In the footsteps of the 1946 Ogooué-Congo Mission

written by Tom Miles on July 8, 2017 in Content and Europeana Music with no comments

Every month, Europeana Music is curated by a guest contributor, highlighting the wide variety of music that exists in Europeana. This month, Europeana Music marks the launch of the online exhibition, “In the footsteps of the 1946 Ogooué-Congo Mission” looking at the fieldwork carried out across the former Middle-Congo (now the Republic of the Congo, Gabon and Central African Republic). The blog is written by Thomas Henry from the Centre for Research in Ethnomusicology.

On July 17th, 1946, three military planes left Paris to Brazzaville, the capital of French Equatorial Africa at the time. They carried the twelve members of the Ogooué-Congo Mission, a multidisciplinary scientific expedition organised by the Liotard Group and led by the 23-year old French ethnologist Noël Ballif.

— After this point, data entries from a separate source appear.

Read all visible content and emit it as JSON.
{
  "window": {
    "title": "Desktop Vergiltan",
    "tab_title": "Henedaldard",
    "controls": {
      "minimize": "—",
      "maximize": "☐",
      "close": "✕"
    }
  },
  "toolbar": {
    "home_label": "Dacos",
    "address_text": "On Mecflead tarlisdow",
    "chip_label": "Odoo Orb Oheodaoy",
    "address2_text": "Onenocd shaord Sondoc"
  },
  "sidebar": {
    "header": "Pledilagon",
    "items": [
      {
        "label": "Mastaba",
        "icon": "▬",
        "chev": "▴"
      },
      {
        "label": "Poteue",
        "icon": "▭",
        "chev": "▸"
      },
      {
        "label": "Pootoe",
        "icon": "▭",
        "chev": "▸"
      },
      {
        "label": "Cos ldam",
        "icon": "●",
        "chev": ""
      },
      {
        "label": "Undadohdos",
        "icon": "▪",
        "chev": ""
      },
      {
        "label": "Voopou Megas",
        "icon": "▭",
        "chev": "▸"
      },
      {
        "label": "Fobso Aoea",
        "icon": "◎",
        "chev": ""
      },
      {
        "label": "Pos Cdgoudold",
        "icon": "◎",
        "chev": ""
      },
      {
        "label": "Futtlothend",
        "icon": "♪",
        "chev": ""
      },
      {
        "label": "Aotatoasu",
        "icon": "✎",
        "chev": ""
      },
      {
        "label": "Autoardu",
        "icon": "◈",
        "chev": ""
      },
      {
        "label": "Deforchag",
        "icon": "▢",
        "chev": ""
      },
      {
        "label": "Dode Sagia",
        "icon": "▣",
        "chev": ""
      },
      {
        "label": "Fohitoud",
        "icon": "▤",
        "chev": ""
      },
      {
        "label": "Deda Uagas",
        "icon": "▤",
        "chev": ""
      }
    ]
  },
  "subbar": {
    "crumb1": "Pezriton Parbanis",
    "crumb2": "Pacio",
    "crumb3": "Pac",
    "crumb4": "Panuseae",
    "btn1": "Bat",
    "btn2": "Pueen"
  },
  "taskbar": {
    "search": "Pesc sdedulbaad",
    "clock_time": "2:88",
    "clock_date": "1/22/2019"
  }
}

From July to December, 1946, the expedition travelled across the former Middle-Congo and Gabon. Some of its members spent six weeks completely immersed in Babinga Pygmies tribes from the Haute-Sanga region, in the North of Middle Congo. Amongst them is Gilbert Rouget, the assistant of André Schaeffner in the ethnomusicology department at Paris Musée de l’Homme, who later became one of the big names of ethnomusicology.

Gilbert Rouget and a group of villagers, Ouesso (Middle Congo)  (CNRS, CC-BY-NC-ND)

Around 600 sound recordings were collected by Gilbert Rouget and sound engineer André Didier during the Ogooué-Congo Mission. They have been entirely digitized and are part of the collections of CNRS-Musée de l’Homme, managed by CREM (Centre for Research in Ethnomusicology*). They are now available in Europeana and lets us discover fascinating recordings that marked a key milestone in the history of ethnomusicology.

The virtual exhibition “In the footsteps of the 1946 Ogooué-Congo Mission” is launched on the occasion of the 101st birthday of Gilbert Rouget, the only member of the expedition still alive. It allows us to follow this adventure and discover previously unreleased photographs.

* LESC CNRS, Paris Nanterre University.